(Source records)
****************

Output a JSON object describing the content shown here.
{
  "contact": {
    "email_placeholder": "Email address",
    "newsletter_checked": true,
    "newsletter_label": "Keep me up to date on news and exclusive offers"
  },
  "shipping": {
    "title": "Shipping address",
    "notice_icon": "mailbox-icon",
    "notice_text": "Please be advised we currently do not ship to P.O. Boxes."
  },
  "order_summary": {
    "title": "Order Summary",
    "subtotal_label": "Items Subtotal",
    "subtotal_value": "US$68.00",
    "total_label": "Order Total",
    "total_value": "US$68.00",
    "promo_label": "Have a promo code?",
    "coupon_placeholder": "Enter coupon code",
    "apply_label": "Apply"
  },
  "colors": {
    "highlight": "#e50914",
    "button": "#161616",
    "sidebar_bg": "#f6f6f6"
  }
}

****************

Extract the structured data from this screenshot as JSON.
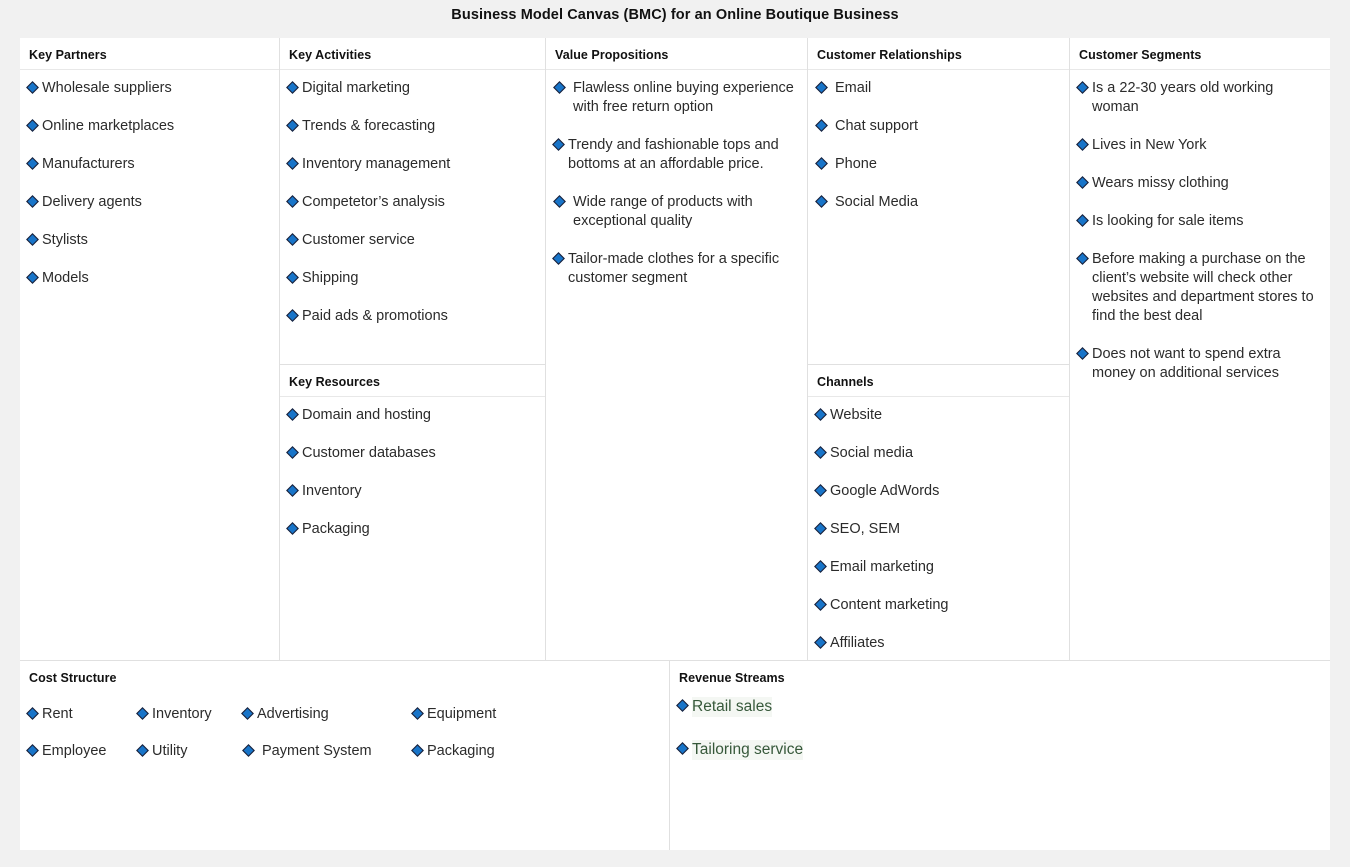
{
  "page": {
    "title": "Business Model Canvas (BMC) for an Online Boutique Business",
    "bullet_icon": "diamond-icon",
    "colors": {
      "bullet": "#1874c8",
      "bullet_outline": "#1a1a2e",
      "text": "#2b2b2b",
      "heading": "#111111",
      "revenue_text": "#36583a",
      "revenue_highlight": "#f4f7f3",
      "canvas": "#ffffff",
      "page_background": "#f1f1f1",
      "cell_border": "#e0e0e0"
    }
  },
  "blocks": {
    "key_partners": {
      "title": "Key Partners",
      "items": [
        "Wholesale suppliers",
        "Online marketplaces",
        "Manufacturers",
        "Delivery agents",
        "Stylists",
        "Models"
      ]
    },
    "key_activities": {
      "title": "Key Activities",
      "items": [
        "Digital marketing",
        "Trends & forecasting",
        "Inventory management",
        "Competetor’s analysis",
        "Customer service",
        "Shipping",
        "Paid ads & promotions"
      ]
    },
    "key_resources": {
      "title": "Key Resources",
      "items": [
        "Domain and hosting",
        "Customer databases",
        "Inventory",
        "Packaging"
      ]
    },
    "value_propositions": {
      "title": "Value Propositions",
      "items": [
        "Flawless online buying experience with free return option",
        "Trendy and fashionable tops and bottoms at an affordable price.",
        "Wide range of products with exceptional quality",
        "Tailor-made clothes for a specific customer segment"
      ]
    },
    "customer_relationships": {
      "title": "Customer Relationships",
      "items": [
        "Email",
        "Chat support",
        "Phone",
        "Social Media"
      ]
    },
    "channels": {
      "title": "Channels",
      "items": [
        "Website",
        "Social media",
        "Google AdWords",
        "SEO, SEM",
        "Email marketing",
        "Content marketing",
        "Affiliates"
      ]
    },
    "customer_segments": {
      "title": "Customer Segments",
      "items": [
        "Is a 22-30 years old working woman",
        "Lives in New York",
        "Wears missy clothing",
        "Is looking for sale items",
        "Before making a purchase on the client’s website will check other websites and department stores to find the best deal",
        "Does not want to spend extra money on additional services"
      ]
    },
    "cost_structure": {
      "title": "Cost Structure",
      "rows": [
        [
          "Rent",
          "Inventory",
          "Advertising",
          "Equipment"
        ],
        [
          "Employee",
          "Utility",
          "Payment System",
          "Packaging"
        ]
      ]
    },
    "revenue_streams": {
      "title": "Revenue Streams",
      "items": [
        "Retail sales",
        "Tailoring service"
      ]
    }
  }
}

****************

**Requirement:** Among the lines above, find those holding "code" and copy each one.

**Response:**
    "promo_label": "Have a promo code?",
    "coupon_placeholder": "Enter coupon code",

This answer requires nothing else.